I have always had great respect for Iqbal ever since I first came across him two years or so ago for the dedication and skill with which he works. Yet the other day a phone call from him drove me into a deep gloom. He said that his daughter who is in class eleven and studying accounting and commerce with computers needed a laptop and he couldn't afford it so could I help her by getting one from somewhere. Iqbal is a self respecting man and has never asked for anything but his voice sounded abjectly pleading. Here was a man of great skill but he did not have the money to buy his daughter a computer, even a used one and that had broken his self respect. Normally girls in the slum where he lives in a dilapidated house are married off once they reach the teens. Iqbal, however, has broken that retrograde tradition and even fought with his community leaders to do so and continued to send her to school. However, now when her daughter needs a computer, he feels ashamed that he cannot afford one and has to ask me for support.

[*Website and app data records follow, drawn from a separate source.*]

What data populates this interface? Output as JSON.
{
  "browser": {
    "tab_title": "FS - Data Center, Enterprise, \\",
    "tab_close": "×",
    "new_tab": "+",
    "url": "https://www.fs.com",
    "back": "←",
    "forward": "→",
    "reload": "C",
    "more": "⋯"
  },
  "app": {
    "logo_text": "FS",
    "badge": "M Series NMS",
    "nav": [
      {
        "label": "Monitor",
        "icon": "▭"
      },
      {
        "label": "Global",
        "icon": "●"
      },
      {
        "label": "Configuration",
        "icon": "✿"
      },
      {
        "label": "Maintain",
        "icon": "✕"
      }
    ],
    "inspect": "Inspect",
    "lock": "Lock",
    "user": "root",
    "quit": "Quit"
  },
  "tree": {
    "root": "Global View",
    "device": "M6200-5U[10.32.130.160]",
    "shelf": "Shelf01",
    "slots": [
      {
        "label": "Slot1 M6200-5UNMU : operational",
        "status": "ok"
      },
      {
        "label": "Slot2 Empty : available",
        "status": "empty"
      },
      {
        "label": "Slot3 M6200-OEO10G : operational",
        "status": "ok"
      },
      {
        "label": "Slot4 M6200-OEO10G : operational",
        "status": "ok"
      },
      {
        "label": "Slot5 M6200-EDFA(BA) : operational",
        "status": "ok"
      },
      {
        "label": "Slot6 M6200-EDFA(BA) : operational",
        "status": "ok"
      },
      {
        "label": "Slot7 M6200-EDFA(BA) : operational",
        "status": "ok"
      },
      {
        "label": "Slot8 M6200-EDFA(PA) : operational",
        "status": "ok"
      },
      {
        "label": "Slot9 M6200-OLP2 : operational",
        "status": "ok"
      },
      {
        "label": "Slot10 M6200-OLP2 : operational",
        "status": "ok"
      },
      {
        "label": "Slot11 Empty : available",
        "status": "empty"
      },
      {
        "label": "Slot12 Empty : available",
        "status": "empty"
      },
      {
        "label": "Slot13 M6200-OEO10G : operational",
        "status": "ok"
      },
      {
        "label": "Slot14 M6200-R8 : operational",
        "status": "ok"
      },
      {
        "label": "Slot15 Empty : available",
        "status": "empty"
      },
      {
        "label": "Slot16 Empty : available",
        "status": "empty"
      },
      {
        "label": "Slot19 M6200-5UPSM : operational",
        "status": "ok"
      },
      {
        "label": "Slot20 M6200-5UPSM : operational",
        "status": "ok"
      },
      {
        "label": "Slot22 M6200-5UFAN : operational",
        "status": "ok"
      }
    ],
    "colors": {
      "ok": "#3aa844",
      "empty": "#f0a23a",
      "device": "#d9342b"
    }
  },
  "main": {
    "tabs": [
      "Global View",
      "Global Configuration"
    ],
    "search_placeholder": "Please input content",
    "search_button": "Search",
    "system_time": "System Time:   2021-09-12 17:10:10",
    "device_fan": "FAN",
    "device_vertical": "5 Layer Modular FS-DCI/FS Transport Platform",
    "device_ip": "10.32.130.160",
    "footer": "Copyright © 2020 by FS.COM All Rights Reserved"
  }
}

It wasn't very difficult to get an used laptop for the girl as just one post in Facebook did the trick. But what set me pondering is the fact that Iqbal does not value his profession and skills. He knows that I spend most of my time punching keys on a computer and that as a consequence I garner a lot of resources for philanthropy and that my activity is much more remunerative than his. This is the case with the many other such skilled workers that I interact with both in the city of Indore and in the villages. All of them work hard and well in whatever they do but they are able to garner very small amounts as compared to the resources that I manage to accumulate. Most of these people are beneficiaries of our projects and so give me a lot of respect. Iqbal was an exception and he carried himself proudly till a few days ago. But now he too has become obliged to me and his behaviour has changed consequently and this is what is bothering me. If the real hard workers in this country don't have self respect because they cannot earn enough from their work then there is cause for concern.
Iqbal has an elder son who is in class 12. He is not very good in studies but plays football well. When I went to deliver and set up the laptop to his house, Iqbal, asked me if I could not get his son a job in the Indian Railways under the sports quota!! I asked him why he did not induct him into his garage? He said that the boy was not interested in becoming a mechanic and anyway there was no secure future in this line.  That is what is happening in farming also as the rural youth of today don't want to work on the farms. Just because punching keys on a computer and being able to write well in English is valued much more than physical labour. When millions of hard working and skilled people have lost their self respect and the new generation is turning away from such hard work in large numbers, then there is certainly a cause for concern that we will only be aggravating by ignoring.

1 comment:

n subba said...

Rahul, why can't Iqbal spend 2 hours a week training kids in the school on how an automobile works, what could go wrong, and how to fix it?